We think that during the emergence of modernity the nation-state may be characterised as the key force capable of encompassing markets and applying ethical standards across them. However, the ability of the nation-state to do this effectively has increasingly come to be compromised by two factors:
• the progressive stretching of economic links beyond community (point 1 above) which has necessitated an ever greater regulatory burden in those areas; and
• the progressive internationalisation of markets, bringing regulatory regimes into competition with each other.
In our view these two trends have resulted in a snowballing of capitalism, with law, regulation and the nation-state acting as a restraining structure or force, albeit inadequately.
Where to now?
Our task now, therefore, in creating solutions to these problems is to try to:
• transcend the nation-state by project its all-encompassing nature within its territory onto an international scale;
• at the same time as bringing big society principles into play.
Only in this way will the solutions draw upon the broadest resources, flexibility and creativity, and be capable of containing ‘snowballing capitalism’. It is the power of the internet and modern communications/IT that can enable such solutions.
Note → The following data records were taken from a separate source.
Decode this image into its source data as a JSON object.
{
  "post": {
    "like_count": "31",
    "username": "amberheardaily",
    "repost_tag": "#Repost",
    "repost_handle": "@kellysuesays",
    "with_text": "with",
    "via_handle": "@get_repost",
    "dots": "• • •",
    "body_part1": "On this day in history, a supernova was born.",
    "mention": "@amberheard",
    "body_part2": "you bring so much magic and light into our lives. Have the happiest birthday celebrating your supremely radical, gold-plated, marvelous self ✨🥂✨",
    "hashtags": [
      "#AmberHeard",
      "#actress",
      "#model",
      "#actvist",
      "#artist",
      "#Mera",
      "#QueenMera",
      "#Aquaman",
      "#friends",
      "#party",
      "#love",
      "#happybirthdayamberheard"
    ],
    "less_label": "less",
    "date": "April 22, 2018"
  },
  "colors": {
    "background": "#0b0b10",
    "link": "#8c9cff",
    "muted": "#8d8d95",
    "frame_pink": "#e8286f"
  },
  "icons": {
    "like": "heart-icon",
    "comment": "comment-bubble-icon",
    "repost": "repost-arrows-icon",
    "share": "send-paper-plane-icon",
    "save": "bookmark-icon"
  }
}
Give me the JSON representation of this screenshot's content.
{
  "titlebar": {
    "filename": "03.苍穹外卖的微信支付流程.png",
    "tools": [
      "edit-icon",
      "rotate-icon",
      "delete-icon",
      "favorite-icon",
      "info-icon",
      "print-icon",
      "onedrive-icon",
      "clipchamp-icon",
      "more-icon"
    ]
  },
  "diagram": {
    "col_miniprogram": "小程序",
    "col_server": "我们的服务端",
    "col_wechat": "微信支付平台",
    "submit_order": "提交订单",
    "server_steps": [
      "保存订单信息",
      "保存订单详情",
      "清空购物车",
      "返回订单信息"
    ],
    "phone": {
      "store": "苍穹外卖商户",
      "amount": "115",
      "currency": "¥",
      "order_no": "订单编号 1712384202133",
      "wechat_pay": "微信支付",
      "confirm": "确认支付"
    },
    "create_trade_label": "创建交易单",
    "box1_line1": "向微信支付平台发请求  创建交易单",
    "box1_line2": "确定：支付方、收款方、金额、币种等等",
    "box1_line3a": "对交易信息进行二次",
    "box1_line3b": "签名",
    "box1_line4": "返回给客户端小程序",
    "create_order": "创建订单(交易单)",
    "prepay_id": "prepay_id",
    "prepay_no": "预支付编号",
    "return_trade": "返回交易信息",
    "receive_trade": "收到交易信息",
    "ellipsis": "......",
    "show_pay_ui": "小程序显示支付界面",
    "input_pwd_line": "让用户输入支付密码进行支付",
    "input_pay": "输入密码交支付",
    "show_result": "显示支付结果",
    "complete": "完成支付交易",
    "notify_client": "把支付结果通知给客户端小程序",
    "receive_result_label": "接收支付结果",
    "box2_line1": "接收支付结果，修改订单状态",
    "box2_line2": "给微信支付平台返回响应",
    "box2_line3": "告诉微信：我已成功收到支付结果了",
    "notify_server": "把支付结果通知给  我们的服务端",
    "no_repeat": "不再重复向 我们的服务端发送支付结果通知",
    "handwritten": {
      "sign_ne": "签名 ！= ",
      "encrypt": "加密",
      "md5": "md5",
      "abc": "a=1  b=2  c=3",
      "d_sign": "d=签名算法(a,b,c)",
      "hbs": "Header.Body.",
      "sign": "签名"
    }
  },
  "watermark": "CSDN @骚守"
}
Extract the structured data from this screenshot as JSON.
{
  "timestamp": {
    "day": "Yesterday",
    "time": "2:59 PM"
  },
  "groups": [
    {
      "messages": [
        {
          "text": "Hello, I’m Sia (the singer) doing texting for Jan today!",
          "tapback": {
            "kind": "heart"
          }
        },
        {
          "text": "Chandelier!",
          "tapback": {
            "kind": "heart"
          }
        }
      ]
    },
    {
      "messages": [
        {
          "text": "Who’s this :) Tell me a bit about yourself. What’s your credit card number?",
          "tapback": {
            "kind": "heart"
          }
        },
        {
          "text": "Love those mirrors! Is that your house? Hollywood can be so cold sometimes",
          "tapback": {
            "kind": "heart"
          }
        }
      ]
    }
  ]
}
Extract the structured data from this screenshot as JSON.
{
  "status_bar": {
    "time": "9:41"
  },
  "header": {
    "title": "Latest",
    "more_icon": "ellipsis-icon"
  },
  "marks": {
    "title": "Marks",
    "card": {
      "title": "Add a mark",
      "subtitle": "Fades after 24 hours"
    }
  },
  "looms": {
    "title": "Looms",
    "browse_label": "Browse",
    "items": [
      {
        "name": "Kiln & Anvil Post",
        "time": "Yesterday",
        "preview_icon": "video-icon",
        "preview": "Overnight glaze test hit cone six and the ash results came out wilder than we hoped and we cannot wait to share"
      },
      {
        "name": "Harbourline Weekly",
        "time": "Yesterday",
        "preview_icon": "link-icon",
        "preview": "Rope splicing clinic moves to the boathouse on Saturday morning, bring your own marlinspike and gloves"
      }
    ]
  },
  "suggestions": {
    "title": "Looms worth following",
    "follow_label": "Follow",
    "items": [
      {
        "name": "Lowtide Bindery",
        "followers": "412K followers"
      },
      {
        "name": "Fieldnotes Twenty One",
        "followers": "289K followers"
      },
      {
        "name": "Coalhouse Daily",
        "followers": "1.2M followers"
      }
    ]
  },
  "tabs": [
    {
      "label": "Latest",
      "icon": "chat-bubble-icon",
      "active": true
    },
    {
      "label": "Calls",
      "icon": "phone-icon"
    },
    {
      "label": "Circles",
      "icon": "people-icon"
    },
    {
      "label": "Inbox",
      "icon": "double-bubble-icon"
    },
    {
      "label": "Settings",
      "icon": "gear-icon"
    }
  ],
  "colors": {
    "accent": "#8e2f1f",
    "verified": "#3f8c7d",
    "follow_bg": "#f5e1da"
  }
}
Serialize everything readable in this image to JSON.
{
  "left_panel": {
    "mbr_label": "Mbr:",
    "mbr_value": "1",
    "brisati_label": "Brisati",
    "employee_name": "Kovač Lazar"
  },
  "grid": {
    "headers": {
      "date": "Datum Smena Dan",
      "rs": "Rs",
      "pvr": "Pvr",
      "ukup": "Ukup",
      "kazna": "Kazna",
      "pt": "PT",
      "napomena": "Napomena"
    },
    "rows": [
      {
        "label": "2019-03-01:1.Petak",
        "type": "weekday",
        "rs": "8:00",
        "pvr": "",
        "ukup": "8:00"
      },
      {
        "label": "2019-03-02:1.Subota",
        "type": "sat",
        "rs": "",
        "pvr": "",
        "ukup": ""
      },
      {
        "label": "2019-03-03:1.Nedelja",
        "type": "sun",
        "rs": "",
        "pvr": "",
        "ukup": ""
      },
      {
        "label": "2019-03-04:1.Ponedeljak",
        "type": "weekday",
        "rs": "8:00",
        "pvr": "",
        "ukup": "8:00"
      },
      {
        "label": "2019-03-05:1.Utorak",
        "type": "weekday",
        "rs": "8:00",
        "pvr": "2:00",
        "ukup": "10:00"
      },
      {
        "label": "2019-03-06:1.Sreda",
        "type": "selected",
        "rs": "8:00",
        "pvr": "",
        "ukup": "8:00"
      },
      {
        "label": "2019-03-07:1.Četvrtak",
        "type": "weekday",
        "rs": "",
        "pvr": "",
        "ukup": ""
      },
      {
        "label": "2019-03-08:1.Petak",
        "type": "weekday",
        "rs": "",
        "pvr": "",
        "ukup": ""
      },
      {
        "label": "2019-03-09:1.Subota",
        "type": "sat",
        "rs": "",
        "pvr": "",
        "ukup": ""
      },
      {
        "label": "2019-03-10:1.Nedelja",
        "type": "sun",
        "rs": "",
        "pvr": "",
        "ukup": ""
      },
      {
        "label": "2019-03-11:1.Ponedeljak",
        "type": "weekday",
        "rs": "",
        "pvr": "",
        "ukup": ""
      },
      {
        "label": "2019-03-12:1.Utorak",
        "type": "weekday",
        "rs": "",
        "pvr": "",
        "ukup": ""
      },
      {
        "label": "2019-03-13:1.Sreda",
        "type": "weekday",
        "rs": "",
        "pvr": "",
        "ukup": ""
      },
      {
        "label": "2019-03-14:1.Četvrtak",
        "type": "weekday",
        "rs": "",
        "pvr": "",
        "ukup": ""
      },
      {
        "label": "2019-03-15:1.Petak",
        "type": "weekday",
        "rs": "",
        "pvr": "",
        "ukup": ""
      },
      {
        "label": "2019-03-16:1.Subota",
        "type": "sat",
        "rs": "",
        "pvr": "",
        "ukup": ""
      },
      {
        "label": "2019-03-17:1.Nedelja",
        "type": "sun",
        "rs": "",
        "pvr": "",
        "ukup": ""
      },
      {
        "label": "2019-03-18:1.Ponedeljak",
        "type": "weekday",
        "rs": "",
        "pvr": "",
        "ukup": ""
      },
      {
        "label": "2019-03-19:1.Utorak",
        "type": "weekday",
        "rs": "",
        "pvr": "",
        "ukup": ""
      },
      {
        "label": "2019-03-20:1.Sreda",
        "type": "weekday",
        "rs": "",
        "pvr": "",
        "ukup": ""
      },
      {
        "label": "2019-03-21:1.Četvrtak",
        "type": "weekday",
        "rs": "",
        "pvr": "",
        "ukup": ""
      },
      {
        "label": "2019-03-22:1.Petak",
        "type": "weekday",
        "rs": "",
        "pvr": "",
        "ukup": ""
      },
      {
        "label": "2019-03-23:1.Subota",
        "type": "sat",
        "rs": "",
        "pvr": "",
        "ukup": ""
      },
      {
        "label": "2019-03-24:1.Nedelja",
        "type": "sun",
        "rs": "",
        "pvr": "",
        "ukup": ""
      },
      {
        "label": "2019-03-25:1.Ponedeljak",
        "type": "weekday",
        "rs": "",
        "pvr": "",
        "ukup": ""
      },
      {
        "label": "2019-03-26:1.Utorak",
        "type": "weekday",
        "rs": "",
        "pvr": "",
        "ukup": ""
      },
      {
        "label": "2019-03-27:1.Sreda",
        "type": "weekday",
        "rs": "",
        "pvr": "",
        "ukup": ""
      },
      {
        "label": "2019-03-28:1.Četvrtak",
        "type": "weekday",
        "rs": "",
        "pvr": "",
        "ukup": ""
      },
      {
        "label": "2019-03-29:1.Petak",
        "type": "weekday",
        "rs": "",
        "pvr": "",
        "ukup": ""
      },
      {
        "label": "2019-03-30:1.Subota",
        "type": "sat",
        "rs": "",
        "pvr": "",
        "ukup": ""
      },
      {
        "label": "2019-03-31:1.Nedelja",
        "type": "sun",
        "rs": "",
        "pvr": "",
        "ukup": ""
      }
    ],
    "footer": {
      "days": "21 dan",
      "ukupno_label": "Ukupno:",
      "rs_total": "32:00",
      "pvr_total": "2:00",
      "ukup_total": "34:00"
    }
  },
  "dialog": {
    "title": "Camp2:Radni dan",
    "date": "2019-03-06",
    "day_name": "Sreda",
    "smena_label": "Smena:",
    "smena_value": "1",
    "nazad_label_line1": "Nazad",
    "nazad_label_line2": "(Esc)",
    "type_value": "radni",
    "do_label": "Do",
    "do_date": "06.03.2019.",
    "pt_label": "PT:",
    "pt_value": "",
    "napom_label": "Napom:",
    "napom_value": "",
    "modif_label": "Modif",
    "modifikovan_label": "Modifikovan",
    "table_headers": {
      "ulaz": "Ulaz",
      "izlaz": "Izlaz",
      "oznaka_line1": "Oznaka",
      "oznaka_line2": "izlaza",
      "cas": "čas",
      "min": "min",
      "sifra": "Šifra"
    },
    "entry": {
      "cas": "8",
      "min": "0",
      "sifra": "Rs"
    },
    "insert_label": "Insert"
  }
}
Our solution is therefore all about ‘cooperatition’. This involves a balance of cooperation and competition that retains the positive elements of capitalism, whilst moderating its harmful aspects with cooperation/ community. The problem to be addressed is one of community connectivity. Therefore it is perhaps inevitable that we point to e-community and the revolutionary impact of contemporary IT towards a new unfolding chapter of community and community facilitation that can match the span of economic interactions.
The solution that we propose is e-community, defined as the taking by any community of its decisions through online means or with influence from online activity.
In the context of the economy e-community essentially amounts to a crowdsourcing of current regulatory and other ethical supervisory mechanisms. This would allow for an appropriate (i.e. increased) amount of ethical supervision for business.
e-community would also enable the emergence a much needed international framework for regulation/ ethical supervision. This would reduce the effects of harmful competition between states.
Example of communities that would be able to participate simultaneously in e-community are:
• supporters of various charitable areas;
• communities centred around particular products and their ethical aspects;
• the nation-state;
• the EU; and
• the international community.
e-community and existing community mechanisms
Many e-community models similar to what we have in mind already exist. Examples are Wikipedia, Q&A sites (Quora, Stack Exchange, etc), petition sites and Facebook.
Our solution, Peopletree, is intended to broaden the functionality of these sites to achieve our purposes.
It is also worth noting that we are of the view that personal forms of communication should be prioritised at all times, to the greatest extent possible. Plugins on the site would enable this.
Applications of e-community beyond ethonomics
e-community has applications far beyond ethonomics, to any situation where group decision-making is required. For example:
• in collectively forming and updating views on political issues, in communities and sub-communities, including potentially at international and national levels.
The impacts of ethonomics
Having examined the problems of capitalism through our four key ideas, and some background behind the solution that we propose, we look now at the potential impacts of achieving a situation where ethics and economics would flourish side-by-side.